» **Requirement**: Find the string "JSON" in the records. Copy each line that has it.

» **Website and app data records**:
▼
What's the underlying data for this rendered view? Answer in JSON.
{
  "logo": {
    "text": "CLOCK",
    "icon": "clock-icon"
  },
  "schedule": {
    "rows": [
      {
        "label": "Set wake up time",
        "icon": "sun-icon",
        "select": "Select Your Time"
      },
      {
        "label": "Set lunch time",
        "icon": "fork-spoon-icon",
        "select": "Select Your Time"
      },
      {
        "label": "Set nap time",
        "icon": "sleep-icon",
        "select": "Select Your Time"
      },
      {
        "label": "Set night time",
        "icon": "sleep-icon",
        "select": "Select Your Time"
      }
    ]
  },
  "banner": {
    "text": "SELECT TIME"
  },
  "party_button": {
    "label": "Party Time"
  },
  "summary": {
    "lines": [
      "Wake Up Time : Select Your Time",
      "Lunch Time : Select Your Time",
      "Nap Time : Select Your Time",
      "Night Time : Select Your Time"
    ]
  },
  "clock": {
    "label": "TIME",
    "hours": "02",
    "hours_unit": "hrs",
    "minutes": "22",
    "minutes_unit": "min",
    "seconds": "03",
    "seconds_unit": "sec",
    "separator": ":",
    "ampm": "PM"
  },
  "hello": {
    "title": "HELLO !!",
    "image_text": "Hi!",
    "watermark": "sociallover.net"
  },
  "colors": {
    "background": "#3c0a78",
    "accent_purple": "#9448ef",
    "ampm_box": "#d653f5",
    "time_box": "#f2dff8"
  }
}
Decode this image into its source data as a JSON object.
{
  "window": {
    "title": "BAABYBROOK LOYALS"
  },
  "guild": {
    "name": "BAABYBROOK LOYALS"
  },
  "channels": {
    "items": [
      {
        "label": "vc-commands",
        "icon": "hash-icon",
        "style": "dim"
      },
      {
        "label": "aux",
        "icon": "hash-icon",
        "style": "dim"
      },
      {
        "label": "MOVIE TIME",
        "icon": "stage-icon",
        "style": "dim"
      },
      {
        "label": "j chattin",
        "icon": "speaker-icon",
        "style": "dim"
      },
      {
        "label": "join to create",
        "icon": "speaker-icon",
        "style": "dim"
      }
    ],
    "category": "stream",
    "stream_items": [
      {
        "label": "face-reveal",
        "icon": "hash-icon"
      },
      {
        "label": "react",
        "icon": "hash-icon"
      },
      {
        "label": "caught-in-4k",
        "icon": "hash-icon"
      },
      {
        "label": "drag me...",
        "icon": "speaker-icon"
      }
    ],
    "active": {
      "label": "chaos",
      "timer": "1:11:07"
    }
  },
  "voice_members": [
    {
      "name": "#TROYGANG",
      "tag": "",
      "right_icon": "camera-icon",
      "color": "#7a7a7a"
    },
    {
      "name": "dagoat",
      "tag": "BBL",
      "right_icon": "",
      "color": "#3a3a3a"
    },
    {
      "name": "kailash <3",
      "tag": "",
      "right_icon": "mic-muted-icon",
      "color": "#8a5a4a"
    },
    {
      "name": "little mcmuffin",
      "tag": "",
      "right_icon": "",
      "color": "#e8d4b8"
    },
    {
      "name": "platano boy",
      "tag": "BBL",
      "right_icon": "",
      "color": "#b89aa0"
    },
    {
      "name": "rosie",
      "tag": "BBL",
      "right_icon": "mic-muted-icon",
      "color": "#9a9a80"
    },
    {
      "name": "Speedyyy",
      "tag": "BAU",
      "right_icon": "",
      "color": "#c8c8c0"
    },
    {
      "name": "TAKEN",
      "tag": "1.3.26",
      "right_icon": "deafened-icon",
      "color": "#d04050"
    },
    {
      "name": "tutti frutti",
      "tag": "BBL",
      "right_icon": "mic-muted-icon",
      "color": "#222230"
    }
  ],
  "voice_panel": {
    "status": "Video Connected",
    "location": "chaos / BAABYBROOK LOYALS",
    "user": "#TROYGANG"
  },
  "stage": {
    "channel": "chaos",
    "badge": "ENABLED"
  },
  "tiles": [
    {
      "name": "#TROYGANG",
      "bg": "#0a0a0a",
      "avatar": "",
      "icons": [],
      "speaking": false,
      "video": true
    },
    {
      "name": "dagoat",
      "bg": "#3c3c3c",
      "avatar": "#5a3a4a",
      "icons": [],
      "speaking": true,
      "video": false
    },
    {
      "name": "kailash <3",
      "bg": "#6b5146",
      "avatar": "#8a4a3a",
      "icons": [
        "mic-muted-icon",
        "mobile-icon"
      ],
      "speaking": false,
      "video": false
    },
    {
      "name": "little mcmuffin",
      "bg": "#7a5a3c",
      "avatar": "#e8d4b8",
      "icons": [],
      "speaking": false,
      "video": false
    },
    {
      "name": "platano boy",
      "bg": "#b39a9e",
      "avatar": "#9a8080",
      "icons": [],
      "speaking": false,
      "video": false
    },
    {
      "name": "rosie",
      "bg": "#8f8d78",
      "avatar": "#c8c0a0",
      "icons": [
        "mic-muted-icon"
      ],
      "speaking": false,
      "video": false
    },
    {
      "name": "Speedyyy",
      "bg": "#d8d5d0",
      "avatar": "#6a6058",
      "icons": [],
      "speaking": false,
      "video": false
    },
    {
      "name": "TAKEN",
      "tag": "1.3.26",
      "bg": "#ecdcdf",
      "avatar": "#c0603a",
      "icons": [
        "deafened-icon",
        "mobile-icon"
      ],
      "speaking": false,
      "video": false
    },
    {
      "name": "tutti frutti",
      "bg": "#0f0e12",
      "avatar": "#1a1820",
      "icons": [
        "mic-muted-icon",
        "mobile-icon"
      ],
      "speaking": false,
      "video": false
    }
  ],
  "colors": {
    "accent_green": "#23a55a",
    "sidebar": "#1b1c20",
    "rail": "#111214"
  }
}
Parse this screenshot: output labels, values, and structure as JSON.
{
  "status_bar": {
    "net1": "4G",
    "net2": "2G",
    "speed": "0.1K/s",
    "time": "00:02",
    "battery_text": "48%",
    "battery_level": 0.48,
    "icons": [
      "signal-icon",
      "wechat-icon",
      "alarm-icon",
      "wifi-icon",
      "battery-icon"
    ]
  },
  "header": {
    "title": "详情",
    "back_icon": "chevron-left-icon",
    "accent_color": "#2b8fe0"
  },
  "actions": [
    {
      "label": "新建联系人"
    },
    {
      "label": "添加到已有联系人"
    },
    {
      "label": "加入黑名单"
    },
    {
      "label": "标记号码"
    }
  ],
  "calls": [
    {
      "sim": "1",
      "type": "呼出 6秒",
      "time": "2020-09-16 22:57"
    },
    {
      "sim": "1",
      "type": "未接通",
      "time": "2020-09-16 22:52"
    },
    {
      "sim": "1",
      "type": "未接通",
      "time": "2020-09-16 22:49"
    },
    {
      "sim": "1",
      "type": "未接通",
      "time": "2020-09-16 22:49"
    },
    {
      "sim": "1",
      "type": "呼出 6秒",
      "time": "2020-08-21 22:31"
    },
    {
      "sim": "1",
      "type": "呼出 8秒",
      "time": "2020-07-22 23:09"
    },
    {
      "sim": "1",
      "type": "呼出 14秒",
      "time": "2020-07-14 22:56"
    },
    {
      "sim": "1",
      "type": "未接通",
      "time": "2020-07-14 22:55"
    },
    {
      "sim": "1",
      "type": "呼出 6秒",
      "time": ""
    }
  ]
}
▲
» **Task result**:
What's the underlying data for this rendered view? Answer in JSON.
Decode this image into its source data as a JSON object.
Parse this screenshot: output labels, values, and structure as JSON.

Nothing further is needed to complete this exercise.